Data records
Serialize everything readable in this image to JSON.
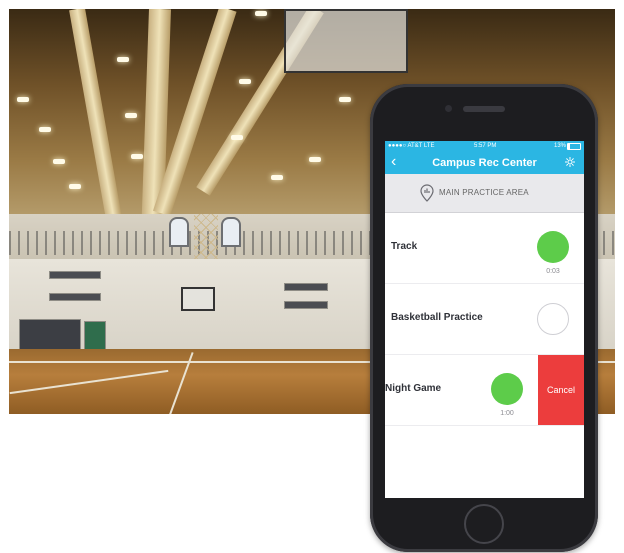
{
  "status_bar": {
    "carrier": "●●●●○ AT&T  LTE",
    "time": "5:57 PM",
    "battery": "13%"
  },
  "nav": {
    "back_icon": "chevron-left-icon",
    "title": "Campus Rec Center",
    "settings_icon": "gear-icon"
  },
  "area": {
    "icon": "location-pin-icon",
    "label": "MAIN PRACTICE AREA"
  },
  "rows": [
    {
      "name": "Track",
      "active": true,
      "time": "0:03"
    },
    {
      "name": "Basketball Practice",
      "active": false,
      "time": ""
    },
    {
      "name": "Night Game",
      "active": true,
      "time": "1:00",
      "swipe_action": "Cancel"
    }
  ],
  "colors": {
    "accent": "#2bb6e3",
    "active_dot": "#5dcc4a",
    "cancel": "#ec3d3d"
  }
}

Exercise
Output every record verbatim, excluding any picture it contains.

Completed task
Serialize everything readable in this image to JSON.
{
  "status_bar": {
    "carrier": "●●●●○ AT&T  LTE",
    "time": "5:57 PM",
    "battery": "13%"
  },
  "nav": {
    "back_icon": "chevron-left-icon",
    "title": "Campus Rec Center",
    "settings_icon": "gear-icon"
  },
  "area": {
    "icon": "location-pin-icon",
    "label": "MAIN PRACTICE AREA"
  },
  "rows": [
    {
      "name": "Track",
      "active": true,
      "time": "0:03"
    },
    {
      "name": "Basketball Practice",
      "active": false,
      "time": ""
    },
    {
      "name": "Night Game",
      "active": true,
      "time": "1:00",
      "swipe_action": "Cancel"
    }
  ],
  "colors": {
    "accent": "#2bb6e3",
    "active_dot": "#5dcc4a",
    "cancel": "#ec3d3d"
  }
}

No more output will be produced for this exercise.